■ Exercise details ■
Set down the data that follows again, exactly as written.

──────── Data records

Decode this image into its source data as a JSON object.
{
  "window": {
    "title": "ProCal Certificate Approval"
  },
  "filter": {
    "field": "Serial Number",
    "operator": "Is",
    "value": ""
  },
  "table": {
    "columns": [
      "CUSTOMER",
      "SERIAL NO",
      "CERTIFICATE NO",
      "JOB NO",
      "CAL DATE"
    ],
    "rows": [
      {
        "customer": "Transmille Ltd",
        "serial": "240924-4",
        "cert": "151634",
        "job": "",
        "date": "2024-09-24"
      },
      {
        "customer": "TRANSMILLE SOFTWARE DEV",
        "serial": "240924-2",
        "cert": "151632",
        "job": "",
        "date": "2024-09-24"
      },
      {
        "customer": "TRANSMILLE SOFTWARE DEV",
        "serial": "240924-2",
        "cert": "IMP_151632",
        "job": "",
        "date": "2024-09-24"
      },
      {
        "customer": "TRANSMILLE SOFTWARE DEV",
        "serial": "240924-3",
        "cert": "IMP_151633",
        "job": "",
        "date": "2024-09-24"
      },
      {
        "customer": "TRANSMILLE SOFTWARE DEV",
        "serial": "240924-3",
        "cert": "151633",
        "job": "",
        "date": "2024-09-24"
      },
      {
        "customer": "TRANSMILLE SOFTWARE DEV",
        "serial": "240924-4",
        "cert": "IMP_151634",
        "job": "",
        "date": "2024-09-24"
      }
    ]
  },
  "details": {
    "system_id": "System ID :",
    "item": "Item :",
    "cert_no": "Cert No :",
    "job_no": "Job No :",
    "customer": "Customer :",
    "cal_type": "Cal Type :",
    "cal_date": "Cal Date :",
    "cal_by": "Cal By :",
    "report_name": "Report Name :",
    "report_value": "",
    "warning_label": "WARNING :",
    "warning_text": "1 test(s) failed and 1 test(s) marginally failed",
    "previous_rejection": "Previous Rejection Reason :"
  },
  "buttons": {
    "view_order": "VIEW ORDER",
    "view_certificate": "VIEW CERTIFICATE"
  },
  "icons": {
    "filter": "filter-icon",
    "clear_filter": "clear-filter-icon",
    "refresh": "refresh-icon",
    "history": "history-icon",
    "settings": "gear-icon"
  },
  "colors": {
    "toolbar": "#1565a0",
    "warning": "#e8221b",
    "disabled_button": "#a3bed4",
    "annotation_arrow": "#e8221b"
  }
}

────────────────

■ Worked solution ■
Decode this image into its source data as a JSON object.
{
  "window": {
    "title": "ProCal Certificate Approval"
  },
  "filter": {
    "field": "Serial Number",
    "operator": "Is",
    "value": ""
  },
  "table": {
    "columns": [
      "CUSTOMER",
      "SERIAL NO",
      "CERTIFICATE NO",
      "JOB NO",
      "CAL DATE"
    ],
    "rows": [
      {
        "customer": "Transmille Ltd",
        "serial": "240924-4",
        "cert": "151634",
        "job": "",
        "date": "2024-09-24"
      },
      {
        "customer": "TRANSMILLE SOFTWARE DEV",
        "serial": "240924-2",
        "cert": "151632",
        "job": "",
        "date": "2024-09-24"
      },
      {
        "customer": "TRANSMILLE SOFTWARE DEV",
        "serial": "240924-2",
        "cert": "IMP_151632",
        "job": "",
        "date": "2024-09-24"
      },
      {
        "customer": "TRANSMILLE SOFTWARE DEV",
        "serial": "240924-3",
        "cert": "IMP_151633",
        "job": "",
        "date": "2024-09-24"
      },
      {
        "customer": "TRANSMILLE SOFTWARE DEV",
        "serial": "240924-3",
        "cert": "151633",
        "job": "",
        "date": "2024-09-24"
      },
      {
        "customer": "TRANSMILLE SOFTWARE DEV",
        "serial": "240924-4",
        "cert": "IMP_151634",
        "job": "",
        "date": "2024-09-24"
      }
    ]
  },
  "details": {
    "system_id": "System ID :",
    "item": "Item :",
    "cert_no": "Cert No :",
    "job_no": "Job No :",
    "customer": "Customer :",
    "cal_type": "Cal Type :",
    "cal_date": "Cal Date :",
    "cal_by": "Cal By :",
    "report_name": "Report Name :",
    "report_value": "",
    "warning_label": "WARNING :",
    "warning_text": "1 test(s) failed and 1 test(s) marginally failed",
    "previous_rejection": "Previous Rejection Reason :"
  },
  "buttons": {
    "view_order": "VIEW ORDER",
    "view_certificate": "VIEW CERTIFICATE"
  },
  "icons": {
    "filter": "filter-icon",
    "clear_filter": "clear-filter-icon",
    "refresh": "refresh-icon",
    "history": "history-icon",
    "settings": "gear-icon"
  },
  "colors": {
    "toolbar": "#1565a0",
    "warning": "#e8221b",
    "disabled_button": "#a3bed4",
    "annotation_arrow": "#e8221b"
  }
}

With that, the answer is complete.